Dataset items:
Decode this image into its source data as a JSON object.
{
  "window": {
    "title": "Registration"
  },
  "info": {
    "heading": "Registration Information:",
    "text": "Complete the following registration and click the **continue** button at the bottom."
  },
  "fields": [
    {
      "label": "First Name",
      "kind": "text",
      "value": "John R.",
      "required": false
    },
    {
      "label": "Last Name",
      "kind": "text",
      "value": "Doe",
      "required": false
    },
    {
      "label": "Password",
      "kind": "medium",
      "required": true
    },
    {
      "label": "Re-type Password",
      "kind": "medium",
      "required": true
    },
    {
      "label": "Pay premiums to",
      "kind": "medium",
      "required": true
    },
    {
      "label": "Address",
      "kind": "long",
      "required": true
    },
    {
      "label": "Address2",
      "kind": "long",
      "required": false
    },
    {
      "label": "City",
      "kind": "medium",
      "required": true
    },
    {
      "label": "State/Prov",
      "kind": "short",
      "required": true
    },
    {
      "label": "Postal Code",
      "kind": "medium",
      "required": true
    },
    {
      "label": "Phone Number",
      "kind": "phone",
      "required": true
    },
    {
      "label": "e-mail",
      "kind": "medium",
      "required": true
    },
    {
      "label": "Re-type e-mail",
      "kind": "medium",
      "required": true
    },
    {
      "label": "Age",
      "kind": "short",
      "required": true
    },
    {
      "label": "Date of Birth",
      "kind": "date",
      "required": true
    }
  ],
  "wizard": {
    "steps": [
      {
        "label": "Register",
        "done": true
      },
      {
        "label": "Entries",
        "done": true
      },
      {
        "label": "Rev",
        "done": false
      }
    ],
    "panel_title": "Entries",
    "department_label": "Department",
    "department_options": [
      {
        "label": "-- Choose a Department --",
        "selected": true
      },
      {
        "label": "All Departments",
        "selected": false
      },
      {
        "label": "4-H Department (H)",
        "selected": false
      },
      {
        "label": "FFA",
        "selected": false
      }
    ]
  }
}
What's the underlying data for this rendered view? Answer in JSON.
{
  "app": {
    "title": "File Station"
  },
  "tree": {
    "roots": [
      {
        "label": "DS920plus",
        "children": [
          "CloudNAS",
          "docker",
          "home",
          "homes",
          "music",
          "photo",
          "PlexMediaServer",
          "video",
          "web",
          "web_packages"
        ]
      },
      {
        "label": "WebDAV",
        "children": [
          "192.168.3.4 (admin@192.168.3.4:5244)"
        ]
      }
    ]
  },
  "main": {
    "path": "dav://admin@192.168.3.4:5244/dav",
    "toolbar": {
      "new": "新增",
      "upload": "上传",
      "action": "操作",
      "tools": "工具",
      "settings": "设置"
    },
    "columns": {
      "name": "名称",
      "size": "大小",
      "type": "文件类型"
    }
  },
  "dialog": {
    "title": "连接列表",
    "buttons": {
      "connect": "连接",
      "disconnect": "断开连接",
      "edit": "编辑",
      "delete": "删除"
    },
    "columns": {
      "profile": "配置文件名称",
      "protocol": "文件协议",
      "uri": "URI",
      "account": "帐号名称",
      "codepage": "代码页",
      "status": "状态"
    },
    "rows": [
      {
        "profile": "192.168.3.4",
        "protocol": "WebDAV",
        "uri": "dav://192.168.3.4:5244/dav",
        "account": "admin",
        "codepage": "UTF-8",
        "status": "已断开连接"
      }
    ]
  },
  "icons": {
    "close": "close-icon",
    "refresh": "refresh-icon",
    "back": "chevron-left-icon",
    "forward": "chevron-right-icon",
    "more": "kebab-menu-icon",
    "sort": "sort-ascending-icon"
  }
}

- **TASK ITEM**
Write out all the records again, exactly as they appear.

- **OUTPUT OF THE EXERCISE**
Decode this image into its source data as a JSON object.
{
  "window": {
    "title": "Registration"
  },
  "info": {
    "heading": "Registration Information:",
    "text": "Complete the following registration and click the **continue** button at the bottom."
  },
  "fields": [
    {
      "label": "First Name",
      "kind": "text",
      "value": "John R.",
      "required": false
    },
    {
      "label": "Last Name",
      "kind": "text",
      "value": "Doe",
      "required": false
    },
    {
      "label": "Password",
      "kind": "medium",
      "required": true
    },
    {
      "label": "Re-type Password",
      "kind": "medium",
      "required": true
    },
    {
      "label": "Pay premiums to",
      "kind": "medium",
      "required": true
    },
    {
      "label": "Address",
      "kind": "long",
      "required": true
    },
    {
      "label": "Address2",
      "kind": "long",
      "required": false
    },
    {
      "label": "City",
      "kind": "medium",
      "required": true
    },
    {
      "label": "State/Prov",
      "kind": "short",
      "required": true
    },
    {
      "label": "Postal Code",
      "kind": "medium",
      "required": true
    },
    {
      "label": "Phone Number",
      "kind": "phone",
      "required": true
    },
    {
      "label": "e-mail",
      "kind": "medium",
      "required": true
    },
    {
      "label": "Re-type e-mail",
      "kind": "medium",
      "required": true
    },
    {
      "label": "Age",
      "kind": "short",
      "required": true
    },
    {
      "label": "Date of Birth",
      "kind": "date",
      "required": true
    }
  ],
  "wizard": {
    "steps": [
      {
        "label": "Register",
        "done": true
      },
      {
        "label": "Entries",
        "done": true
      },
      {
        "label": "Rev",
        "done": false
      }
    ],
    "panel_title": "Entries",
    "department_label": "Department",
    "department_options": [
      {
        "label": "-- Choose a Department --",
        "selected": true
      },
      {
        "label": "All Departments",
        "selected": false
      },
      {
        "label": "4-H Department (H)",
        "selected": false
      },
      {
        "label": "FFA",
        "selected": false
      }
    ]
  }
}
What's the underlying data for this rendered view? Answer in JSON.
{
  "app": {
    "title": "File Station"
  },
  "tree": {
    "roots": [
      {
        "label": "DS920plus",
        "children": [
          "CloudNAS",
          "docker",
          "home",
          "homes",
          "music",
          "photo",
          "PlexMediaServer",
          "video",
          "web",
          "web_packages"
        ]
      },
      {
        "label": "WebDAV",
        "children": [
          "192.168.3.4 (admin@192.168.3.4:5244)"
        ]
      }
    ]
  },
  "main": {
    "path": "dav://admin@192.168.3.4:5244/dav",
    "toolbar": {
      "new": "新增",
      "upload": "上传",
      "action": "操作",
      "tools": "工具",
      "settings": "设置"
    },
    "columns": {
      "name": "名称",
      "size": "大小",
      "type": "文件类型"
    }
  },
  "dialog": {
    "title": "连接列表",
    "buttons": {
      "connect": "连接",
      "disconnect": "断开连接",
      "edit": "编辑",
      "delete": "删除"
    },
    "columns": {
      "profile": "配置文件名称",
      "protocol": "文件协议",
      "uri": "URI",
      "account": "帐号名称",
      "codepage": "代码页",
      "status": "状态"
    },
    "rows": [
      {
        "profile": "192.168.3.4",
        "protocol": "WebDAV",
        "uri": "dav://192.168.3.4:5244/dav",
        "account": "admin",
        "codepage": "UTF-8",
        "status": "已断开连接"
      }
    ]
  },
  "icons": {
    "close": "close-icon",
    "refresh": "refresh-icon",
    "back": "chevron-left-icon",
    "forward": "chevron-right-icon",
    "more": "kebab-menu-icon",
    "sort": "sort-ascending-icon"
  }
}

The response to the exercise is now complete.